It's just another one of our incredible gifts, this ability to tune in on a frequency that allegedly does not exist in the normal range of sensory capacity, or so say those who believe in a rational world. Just like having a knack for woodworking or playing the guitar, perceiving the subtle energies is an art that can be developed. If you don't practice, it will come in fits and starts, but if you do practice, over time, you will get better, just like with any art. I don't tend to make a big deal about being a psychic these days. It just is.

Well except for yesterday. I'd had a very detailed dream the night before that turned out to be a true dream, down to almost every detail. Even for an old school psychic like myself, sometimes these experiences are stranger than fiction. Shook me up a little bit, I'll admit it. (Imagine here the theme music to The Twilight Zone.)

We know so much more than we are able to admit. All I can say is: wow.

Friday, June 4, 2010

Soul Food

When I googled brain+music just a minute ago, I got more than sixty five million hits. It's a big theme in neurology at the moment. Very cool. This week I enjoyed this article from the NY Times, titled "Exploring Music's Hold on the Mind." This is my kind of science, oh yeah.

For me, the importance of music goes far beyond the brain. Music feeds my soul, it does. My life has a soundtrack, always has. It feels like a survival thing to me; that I would die without music. Perhaps that isn't literally true, but it seems that way.

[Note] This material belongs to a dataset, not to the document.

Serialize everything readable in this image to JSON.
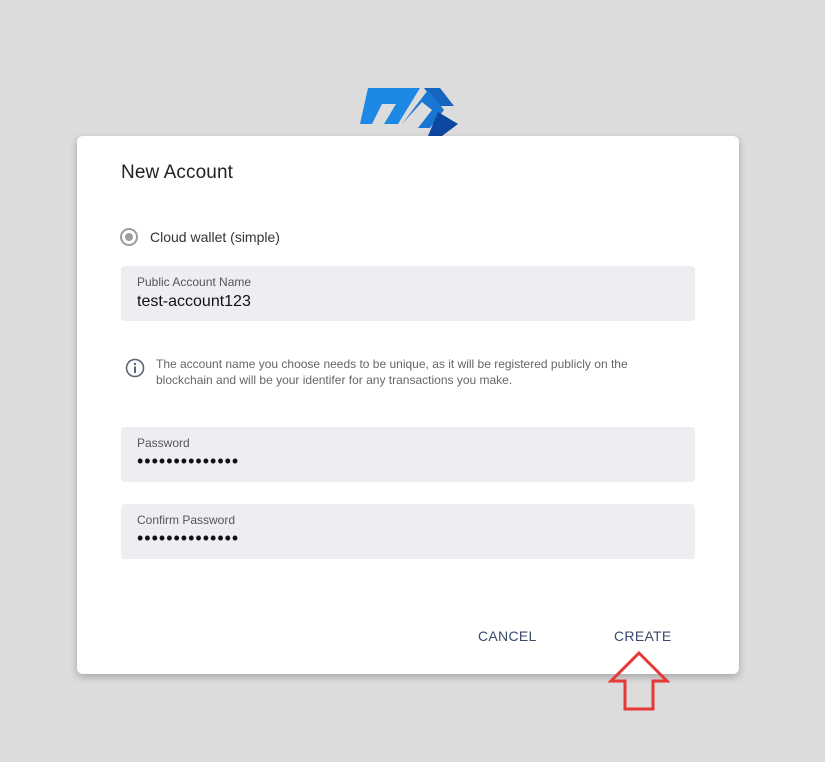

As a kid, my life was accompanied by musicals and symphonies, the musical choices my father made. Coming of age was all about the Beatles, etc. Choose any time in my life and I can pinpoint a piece of music or at least a genre, that got me through the day. I remember even as a child listening obsessively to the ballet suites of Aram Il'yich Khachaturian. As a teenager I literally played James Brown, Live at the Apollo Theater to death. Who knew it was possible to wear out a record? You would think vinyl would last forever.

Fast forward to my twenties? Abbey Road. And on, and on.

A few weeks ago, I was all about Brazilian music, especially bossa nova and samba. It's such uplifting music, and too it smoothes my energy, polishes my aura, brings out the luster in my electromagnetic field. After a couple of weeks of bossa nova, abruptly (or so it seemed) I began listening to gravelly voiced guitar playing singer/songwriters, Eric Clapton in particular. Maybe my energy got too smooth, maybe my aura needed a little ruffing up. Or maybe I needed a piercing infusion of melancholy. Your guess is as good as mine.

Sometimes my theme music is very specific. For the last couple of days, I've been listening, over and over again, to the great Nick Lowe song, "What's so funny 'bout peace, love and understanding." I've listened to it so many times I may even end up memorizing the lyrics (quite a feat for me). I'm not quite clear why, though it's possible the song is acting as a spiritual tonic for the stomach-wrenching, heart/mind-wrenching reaction I have to anything I read about the oil spill in the Gulf. The pictures of the birds, covered in slime? I can't bear it.

Thanks, Nick, for this beautiful song. Here's a version in which both Elvis Costello and Nick Lowe sing the song that Elvis made famous. I embedded the vid in the largest format I could, as a metaphor for its huge impact of the moment. Hope you enjoy it.